= What is required =
Locate the line that contains "Read all visible content and emit it as JSON.". Reproduce it and all following lines up to the end of the material, exactly and with nothing added.

= Task input =

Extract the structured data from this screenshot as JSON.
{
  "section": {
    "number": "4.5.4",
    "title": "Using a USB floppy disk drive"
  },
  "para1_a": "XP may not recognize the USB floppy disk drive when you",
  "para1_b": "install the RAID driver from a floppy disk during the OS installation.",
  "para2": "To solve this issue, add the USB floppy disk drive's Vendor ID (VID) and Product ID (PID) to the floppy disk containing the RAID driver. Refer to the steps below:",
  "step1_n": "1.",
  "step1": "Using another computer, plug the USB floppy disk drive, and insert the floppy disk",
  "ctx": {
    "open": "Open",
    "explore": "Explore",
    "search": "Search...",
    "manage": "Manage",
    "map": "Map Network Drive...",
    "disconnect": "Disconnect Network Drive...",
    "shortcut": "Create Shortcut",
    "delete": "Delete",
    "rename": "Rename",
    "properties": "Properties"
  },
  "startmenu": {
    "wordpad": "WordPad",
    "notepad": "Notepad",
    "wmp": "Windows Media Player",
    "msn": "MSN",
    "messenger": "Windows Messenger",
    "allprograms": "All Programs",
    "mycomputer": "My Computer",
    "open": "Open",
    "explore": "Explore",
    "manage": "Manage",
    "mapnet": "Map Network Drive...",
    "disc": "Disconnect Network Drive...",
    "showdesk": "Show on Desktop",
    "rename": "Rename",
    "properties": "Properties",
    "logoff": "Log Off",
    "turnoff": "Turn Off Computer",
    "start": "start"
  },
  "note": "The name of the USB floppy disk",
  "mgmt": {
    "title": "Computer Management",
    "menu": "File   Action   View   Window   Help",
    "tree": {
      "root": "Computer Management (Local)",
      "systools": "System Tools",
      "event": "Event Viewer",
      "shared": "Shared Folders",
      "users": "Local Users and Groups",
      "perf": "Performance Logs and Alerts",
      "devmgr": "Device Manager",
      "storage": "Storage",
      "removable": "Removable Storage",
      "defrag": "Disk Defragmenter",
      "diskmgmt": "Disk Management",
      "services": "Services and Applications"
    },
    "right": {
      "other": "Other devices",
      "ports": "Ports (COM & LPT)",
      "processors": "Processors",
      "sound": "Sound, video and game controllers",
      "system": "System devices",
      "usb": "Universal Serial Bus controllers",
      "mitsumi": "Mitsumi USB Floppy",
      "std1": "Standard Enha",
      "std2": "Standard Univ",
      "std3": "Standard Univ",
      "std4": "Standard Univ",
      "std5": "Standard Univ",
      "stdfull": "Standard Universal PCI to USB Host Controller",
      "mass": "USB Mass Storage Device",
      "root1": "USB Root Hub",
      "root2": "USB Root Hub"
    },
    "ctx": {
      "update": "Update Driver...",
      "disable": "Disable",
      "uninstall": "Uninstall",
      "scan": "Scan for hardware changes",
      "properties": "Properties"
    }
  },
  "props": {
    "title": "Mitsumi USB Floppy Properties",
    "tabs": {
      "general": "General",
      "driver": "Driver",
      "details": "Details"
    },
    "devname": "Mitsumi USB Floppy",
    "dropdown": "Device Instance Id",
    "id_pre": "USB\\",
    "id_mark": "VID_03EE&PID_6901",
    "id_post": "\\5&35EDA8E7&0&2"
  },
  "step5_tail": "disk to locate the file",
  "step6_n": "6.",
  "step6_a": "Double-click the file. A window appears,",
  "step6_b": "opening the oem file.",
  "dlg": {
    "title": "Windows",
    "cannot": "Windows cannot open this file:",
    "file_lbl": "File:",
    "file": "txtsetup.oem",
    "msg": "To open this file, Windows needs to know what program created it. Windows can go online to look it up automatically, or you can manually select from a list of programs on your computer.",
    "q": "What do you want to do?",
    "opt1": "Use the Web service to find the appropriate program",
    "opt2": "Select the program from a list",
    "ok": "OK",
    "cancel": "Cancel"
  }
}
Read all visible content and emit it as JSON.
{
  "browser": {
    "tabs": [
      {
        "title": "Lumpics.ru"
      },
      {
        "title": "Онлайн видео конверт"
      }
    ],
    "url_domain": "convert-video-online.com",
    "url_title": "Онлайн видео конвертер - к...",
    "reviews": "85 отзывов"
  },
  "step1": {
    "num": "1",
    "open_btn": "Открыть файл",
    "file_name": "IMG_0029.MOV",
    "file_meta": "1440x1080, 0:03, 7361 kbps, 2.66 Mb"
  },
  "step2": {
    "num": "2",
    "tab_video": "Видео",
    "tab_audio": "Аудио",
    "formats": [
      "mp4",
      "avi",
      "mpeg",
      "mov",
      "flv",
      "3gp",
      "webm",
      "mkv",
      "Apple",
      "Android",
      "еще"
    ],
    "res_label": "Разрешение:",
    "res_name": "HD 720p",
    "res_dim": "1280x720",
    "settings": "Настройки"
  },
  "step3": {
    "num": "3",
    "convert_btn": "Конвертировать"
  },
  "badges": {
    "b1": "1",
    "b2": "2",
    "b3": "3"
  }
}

= Reply to the task =
Read all visible content and emit it as JSON.
{
  "browser": {
    "tabs": [
      {
        "title": "Lumpics.ru"
      },
      {
        "title": "Онлайн видео конверт"
      }
    ],
    "url_domain": "convert-video-online.com",
    "url_title": "Онлайн видео конвертер - к...",
    "reviews": "85 отзывов"
  },
  "step1": {
    "num": "1",
    "open_btn": "Открыть файл",
    "file_name": "IMG_0029.MOV",
    "file_meta": "1440x1080, 0:03, 7361 kbps, 2.66 Mb"
  },
  "step2": {
    "num": "2",
    "tab_video": "Видео",
    "tab_audio": "Аудио",
    "formats": [
      "mp4",
      "avi",
      "mpeg",
      "mov",
      "flv",
      "3gp",
      "webm",
      "mkv",
      "Apple",
      "Android",
      "еще"
    ],
    "res_label": "Разрешение:",
    "res_name": "HD 720p",
    "res_dim": "1280x720",
    "settings": "Настройки"
  },
  "step3": {
    "num": "3",
    "convert_btn": "Конвертировать"
  },
  "badges": {
    "b1": "1",
    "b2": "2",
    "b3": "3"
  }
}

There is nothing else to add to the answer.